[Web page and app entries]
■ ■ ■ ■ ■

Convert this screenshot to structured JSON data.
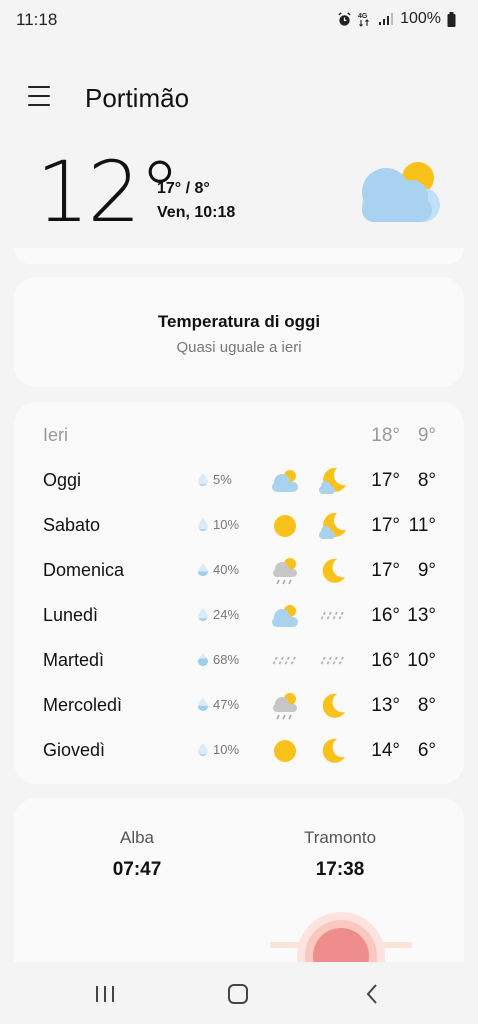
{
  "status": {
    "time": "11:18",
    "battery": "100%",
    "network": "4G"
  },
  "header": {
    "city": "Portimão",
    "menu_icon": "hamburger-menu-icon"
  },
  "current": {
    "temp": "12°",
    "hilo": "17° / 8°",
    "datetime": "Ven, 10:18",
    "icon": "partly-cloudy-icon"
  },
  "today_card": {
    "title": "Temperatura di oggi",
    "subtitle": "Quasi uguale a ieri"
  },
  "forecast": [
    {
      "day": "Ieri",
      "precip": "",
      "day_icon": "",
      "night_icon": "",
      "hi": "18°",
      "lo": "9°",
      "muted": true
    },
    {
      "day": "Oggi",
      "precip": "5%",
      "day_icon": "partly-cloudy-icon",
      "night_icon": "moon-cloud-icon",
      "hi": "17°",
      "lo": "8°"
    },
    {
      "day": "Sabato",
      "precip": "10%",
      "day_icon": "sun-icon",
      "night_icon": "moon-cloud-icon",
      "hi": "17°",
      "lo": "11°"
    },
    {
      "day": "Domenica",
      "precip": "40%",
      "day_icon": "sun-rain-icon",
      "night_icon": "moon-icon",
      "hi": "17°",
      "lo": "9°"
    },
    {
      "day": "Lunedì",
      "precip": "24%",
      "day_icon": "partly-cloudy-icon",
      "night_icon": "rain-icon",
      "hi": "16°",
      "lo": "13°"
    },
    {
      "day": "Martedì",
      "precip": "68%",
      "day_icon": "rain-icon",
      "night_icon": "rain-icon",
      "hi": "16°",
      "lo": "10°"
    },
    {
      "day": "Mercoledì",
      "precip": "47%",
      "day_icon": "sun-rain-icon",
      "night_icon": "moon-icon",
      "hi": "13°",
      "lo": "8°"
    },
    {
      "day": "Giovedì",
      "precip": "10%",
      "day_icon": "sun-icon",
      "night_icon": "moon-icon",
      "hi": "14°",
      "lo": "6°"
    }
  ],
  "sun": {
    "sunrise_label": "Alba",
    "sunrise_time": "07:47",
    "sunset_label": "Tramonto",
    "sunset_time": "17:38"
  },
  "colors": {
    "sun": "#f9c21a",
    "cloud": "#a9d2f0",
    "drop": "#9fcdee",
    "sunset": "#ef8d8d"
  },
  "navbar": {
    "recent_icon": "recent-apps-icon",
    "home_icon": "home-icon",
    "back_icon": "back-icon"
  }
}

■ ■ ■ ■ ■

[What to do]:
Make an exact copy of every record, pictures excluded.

[Your solution]:
Convert this screenshot to structured JSON data.
{
  "status": {
    "time": "11:18",
    "battery": "100%",
    "network": "4G"
  },
  "header": {
    "city": "Portimão",
    "menu_icon": "hamburger-menu-icon"
  },
  "current": {
    "temp": "12°",
    "hilo": "17° / 8°",
    "datetime": "Ven, 10:18",
    "icon": "partly-cloudy-icon"
  },
  "today_card": {
    "title": "Temperatura di oggi",
    "subtitle": "Quasi uguale a ieri"
  },
  "forecast": [
    {
      "day": "Ieri",
      "precip": "",
      "day_icon": "",
      "night_icon": "",
      "hi": "18°",
      "lo": "9°",
      "muted": true
    },
    {
      "day": "Oggi",
      "precip": "5%",
      "day_icon": "partly-cloudy-icon",
      "night_icon": "moon-cloud-icon",
      "hi": "17°",
      "lo": "8°"
    },
    {
      "day": "Sabato",
      "precip": "10%",
      "day_icon": "sun-icon",
      "night_icon": "moon-cloud-icon",
      "hi": "17°",
      "lo": "11°"
    },
    {
      "day": "Domenica",
      "precip": "40%",
      "day_icon": "sun-rain-icon",
      "night_icon": "moon-icon",
      "hi": "17°",
      "lo": "9°"
    },
    {
      "day": "Lunedì",
      "precip": "24%",
      "day_icon": "partly-cloudy-icon",
      "night_icon": "rain-icon",
      "hi": "16°",
      "lo": "13°"
    },
    {
      "day": "Martedì",
      "precip": "68%",
      "day_icon": "rain-icon",
      "night_icon": "rain-icon",
      "hi": "16°",
      "lo": "10°"
    },
    {
      "day": "Mercoledì",
      "precip": "47%",
      "day_icon": "sun-rain-icon",
      "night_icon": "moon-icon",
      "hi": "13°",
      "lo": "8°"
    },
    {
      "day": "Giovedì",
      "precip": "10%",
      "day_icon": "sun-icon",
      "night_icon": "moon-icon",
      "hi": "14°",
      "lo": "6°"
    }
  ],
  "sun": {
    "sunrise_label": "Alba",
    "sunrise_time": "07:47",
    "sunset_label": "Tramonto",
    "sunset_time": "17:38"
  },
  "colors": {
    "sun": "#f9c21a",
    "cloud": "#a9d2f0",
    "drop": "#9fcdee",
    "sunset": "#ef8d8d"
  },
  "navbar": {
    "recent_icon": "recent-apps-icon",
    "home_icon": "home-icon",
    "back_icon": "back-icon"
  }
}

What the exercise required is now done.